Regular readers will know about my passion for figs. When I wrote Fig Crumble and Trojan War it seemed at the time to be the ultimate fig recipe, it took a while to find a more delicious way of cooking figs. But another recipe came along and on Saturday I'll be making Upside-Down Caramelised Fig Cake for my neighbour who is moving out after 47 years living in the same street. As you can imagine, she has witnessed much change since the 60s.
Our street is named after the lowest deck on a boat, the deck where Nelson whispered his last words. In Victorian times this tiny street harboured people considered to be the lowest in society. Residents lived on what they could sale or scrap, 17 houses a few of them where brothels.

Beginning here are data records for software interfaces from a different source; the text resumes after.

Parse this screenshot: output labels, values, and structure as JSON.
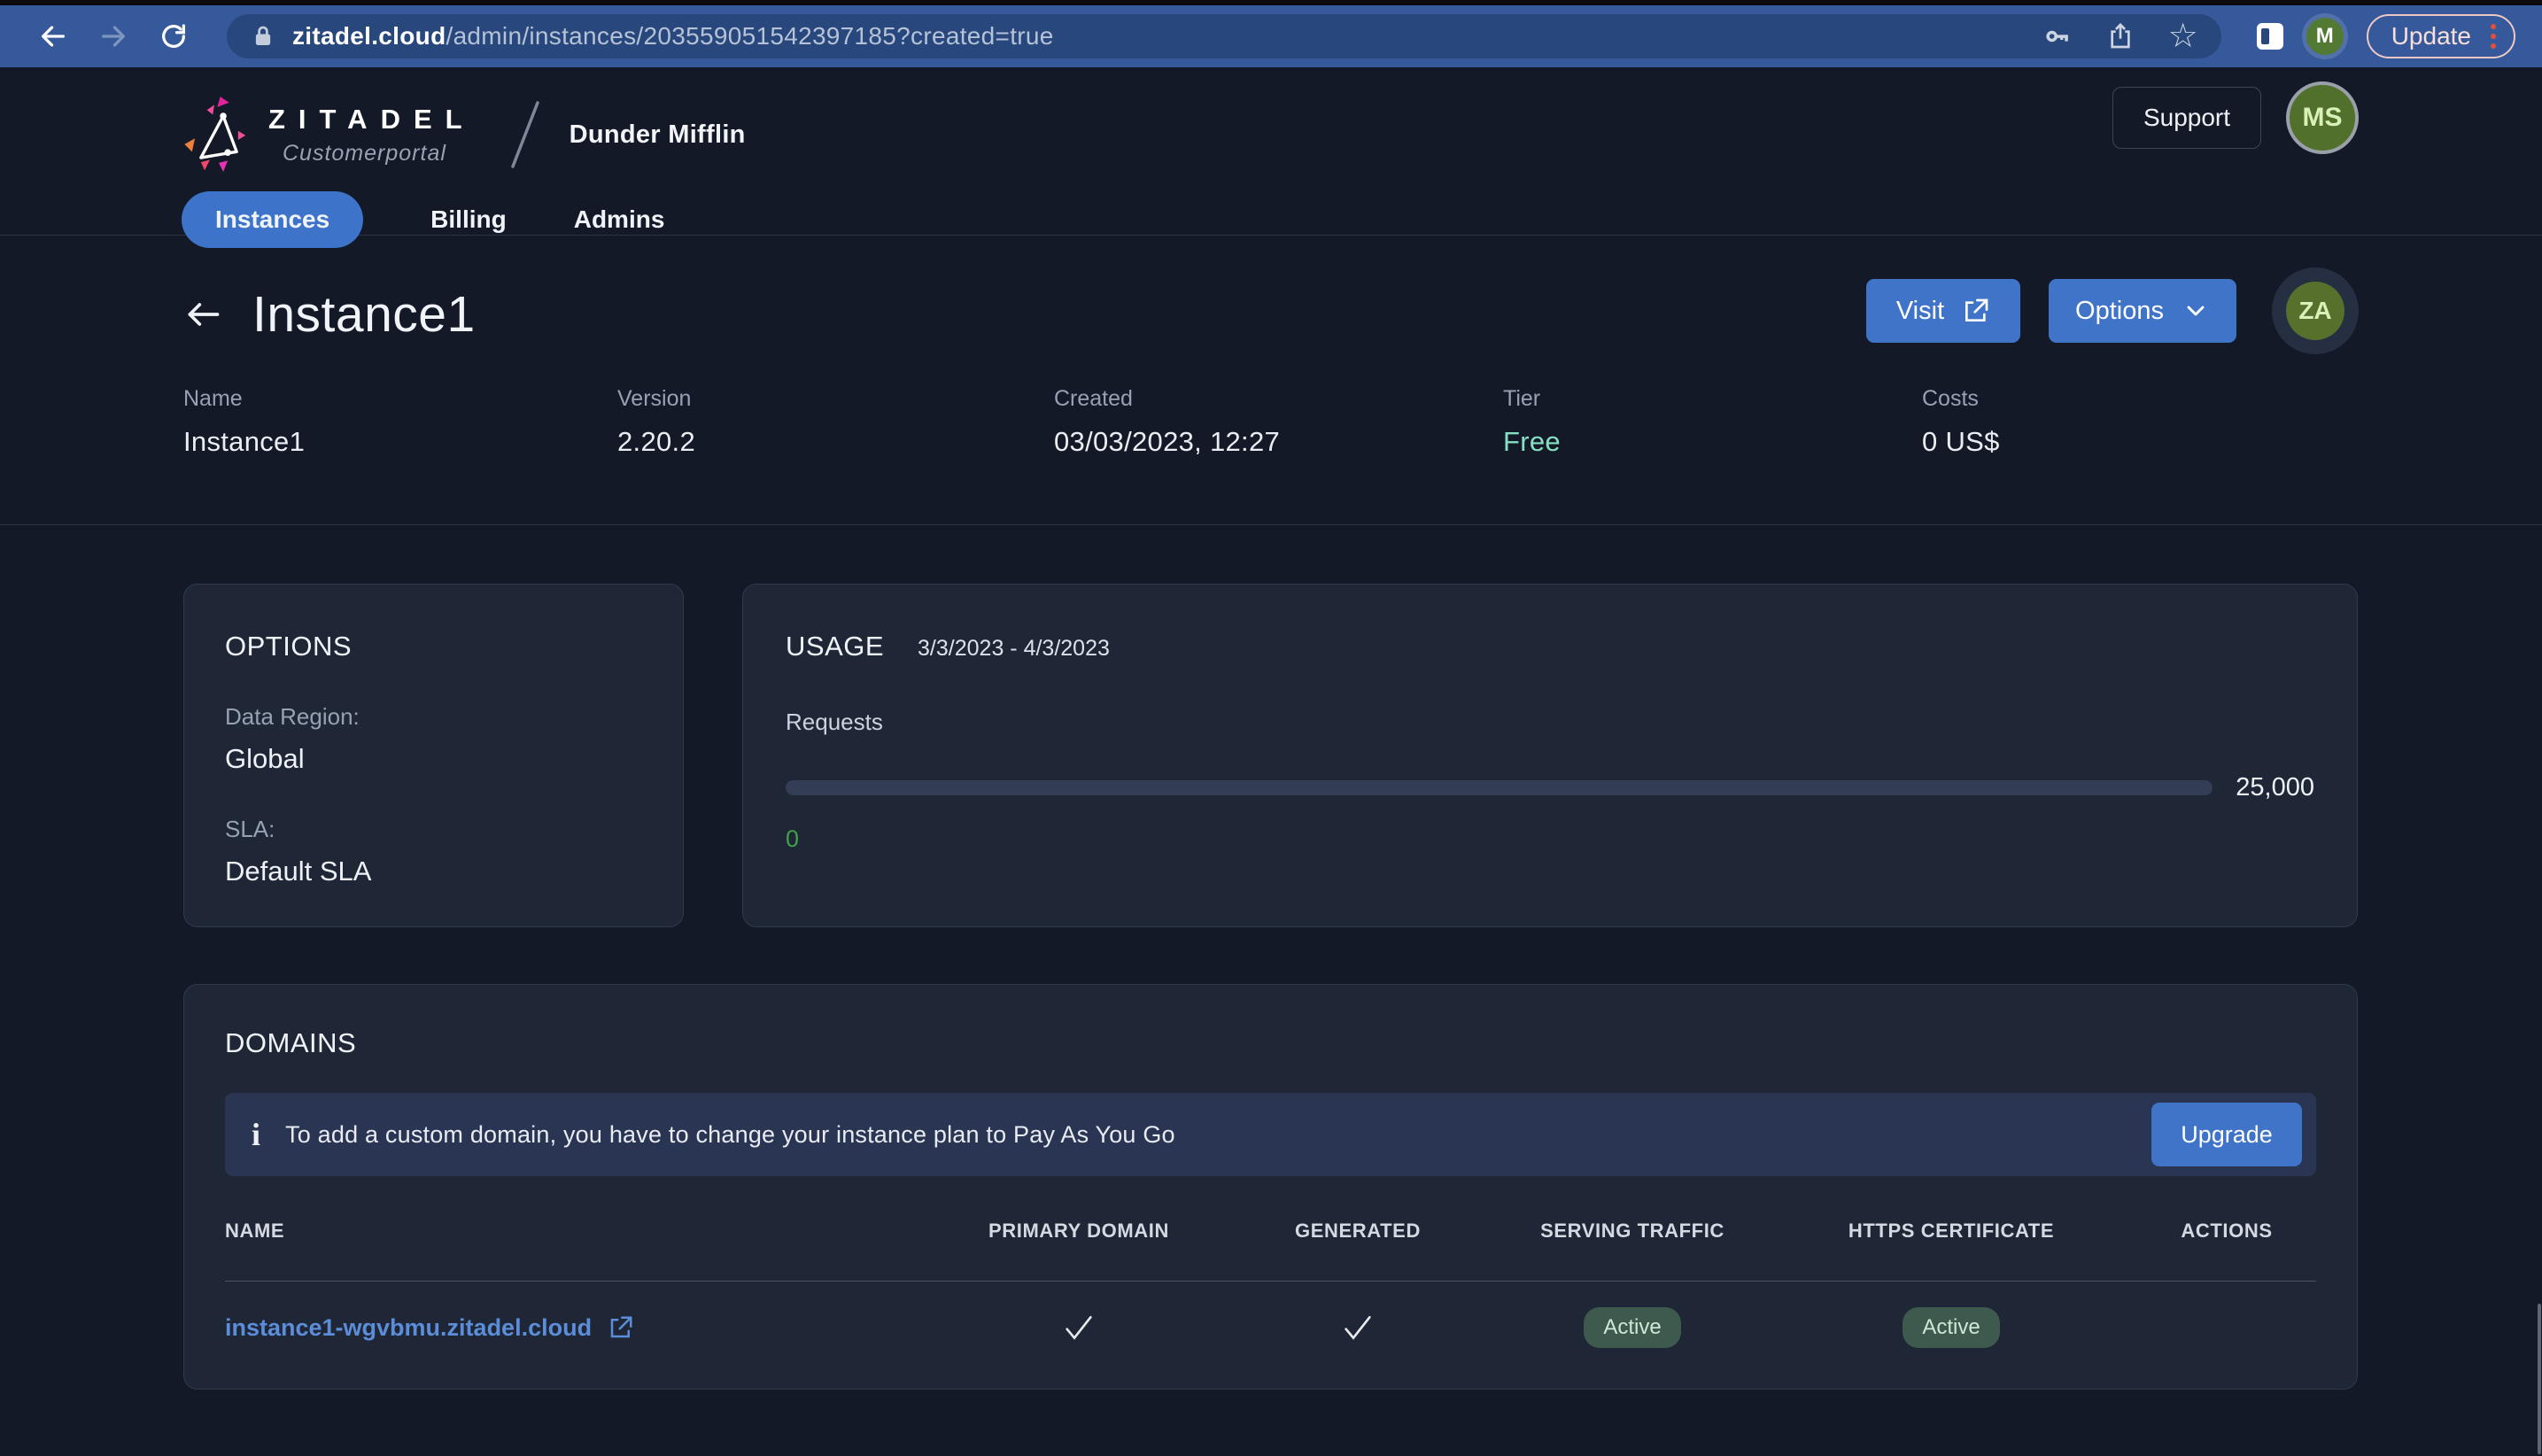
{
  "browser": {
    "url_host": "zitadel.cloud",
    "url_path": "/admin/instances/203559051542397185?created=true",
    "update_label": "Update",
    "profile_initial": "M"
  },
  "header": {
    "logo_title": "ZITADEL",
    "logo_subtitle": "Customerportal",
    "org_name": "Dunder Mifflin",
    "support_label": "Support",
    "avatar_initials": "MS",
    "tabs": [
      {
        "label": "Instances",
        "active": true
      },
      {
        "label": "Billing",
        "active": false
      },
      {
        "label": "Admins",
        "active": false
      }
    ]
  },
  "instance": {
    "title": "Instance1",
    "visit_label": "Visit",
    "options_label": "Options",
    "avatar_initials": "ZA",
    "meta": [
      {
        "label": "Name",
        "value": "Instance1"
      },
      {
        "label": "Version",
        "value": "2.20.2"
      },
      {
        "label": "Created",
        "value": "03/03/2023, 12:27"
      },
      {
        "label": "Tier",
        "value": "Free"
      },
      {
        "label": "Costs",
        "value": "0 US$"
      }
    ]
  },
  "options_card": {
    "title": "OPTIONS",
    "fields": [
      {
        "label": "Data Region:",
        "value": "Global"
      },
      {
        "label": "SLA:",
        "value": "Default SLA"
      }
    ]
  },
  "usage_card": {
    "title": "USAGE",
    "period": "3/3/2023 - 4/3/2023",
    "metric_label": "Requests",
    "limit": "25,000",
    "current": "0",
    "progress_percent": 0
  },
  "domains_card": {
    "title": "DOMAINS",
    "banner_text": "To add a custom domain, you have to change your instance plan to Pay As You Go",
    "upgrade_label": "Upgrade",
    "table": {
      "headers": [
        "NAME",
        "PRIMARY DOMAIN",
        "GENERATED",
        "SERVING TRAFFIC",
        "HTTPS CERTIFICATE",
        "ACTIONS"
      ],
      "rows": [
        {
          "name": "instance1-wgvbmu.zitadel.cloud",
          "primary_domain": true,
          "generated": true,
          "serving_traffic": "Active",
          "https_certificate": "Active"
        }
      ]
    }
  },
  "colors": {
    "accent_blue": "#4074c8",
    "tab_blue": "#3d74c9",
    "tier_mint": "#85e0c3",
    "usage_green": "#41a049",
    "link_blue": "#5b8dd9",
    "badge_green_bg": "#3e5a4e",
    "badge_green_text": "#cfe9d6",
    "toolbar_blue": "#36599b",
    "card_bg": "#1f2736",
    "page_bg": "#131927"
  }
}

It had such a reputation that in the first part of the last century, Greenwichers forbid their children to step in the street. Though it had probably enough children of its own. When the 100th child was born it was celebrated with a big street party, yes still only 17 houses.
It was never been adopted by the council and often follows its own rules. Violence ruled for a while, when my neighbour moved in, it was said that if a women didn't have a black eye on Saturday morning then she was either single or her husband was inside.
Nowadays it's much gentrified, still rough and mad at the edges, it has a huge heart and strong sense of community. I first met my neighbour over the "kale incident". When, we first moved in, I was hoping to grow vegetables in the backyard and I planted kale.
A few month later, kale appeared and was duly cooked. Except that glancing at my neighbour's garden, hers was invaded by kale. It didn't take long to register: I had just fed him weeds in white sauce. Over dinner he had registered his dissatisfaction with the taste of the supposed-kale.
I proceeded to tell the tale to my neighbour, whose answer was, "What are you complaining about, it didn't kill you, did it?". A friendship was born. I will miss my neighbour very much, her no-nonsense approach to life, her strength, her ability to laugh in the face of adversity, her stories about her dancing days, her unconditional support to the people whom she calls "her own".
On Saturday, when the removal vans will take half a century of memories out of the street, I'll put a brave face on, make strong cups of tea and pass slices of upside-down caramelised fig cake around.
Upside-Down Caramelised Fig Cake
For the fruit base
2tbsp Demerara sugar
2tsp mixed spice
8mini figs or 4 large ones
For the sponge
3whole eggs their weight in unsalted butter, caster sugar and plain flour2 tbsp. milk
Preheat the oven to 200C/gas 6. To prepare the fruit base, spread the butter all over the bottom of an ovenproof dish (25cm). Mix the sugar and the spices together and sprinkle over the butter. slice the figs horizontally for the large ones cut in halve for the mini figs, place them side up (open side on the sugar)
Make the sponge mix by mixing butter and sugar until pale and creamy. add the eggs one by one, last the flour.
Pour over the fruits and bake for 35 -45 minutes, do the knife of skewer trick to see if it is cooked in the middle
Take out of the oven, run a knife on the edge place a serving plate large enough to cover the cake dish and turn the latter over.
More recipes with figs
Gluten-free chocolate cookies with walnuts and figs at Franglais Kitchen
Rose syrup poached fig & pomegranate pavlova by Jeanne as in Cook-Sister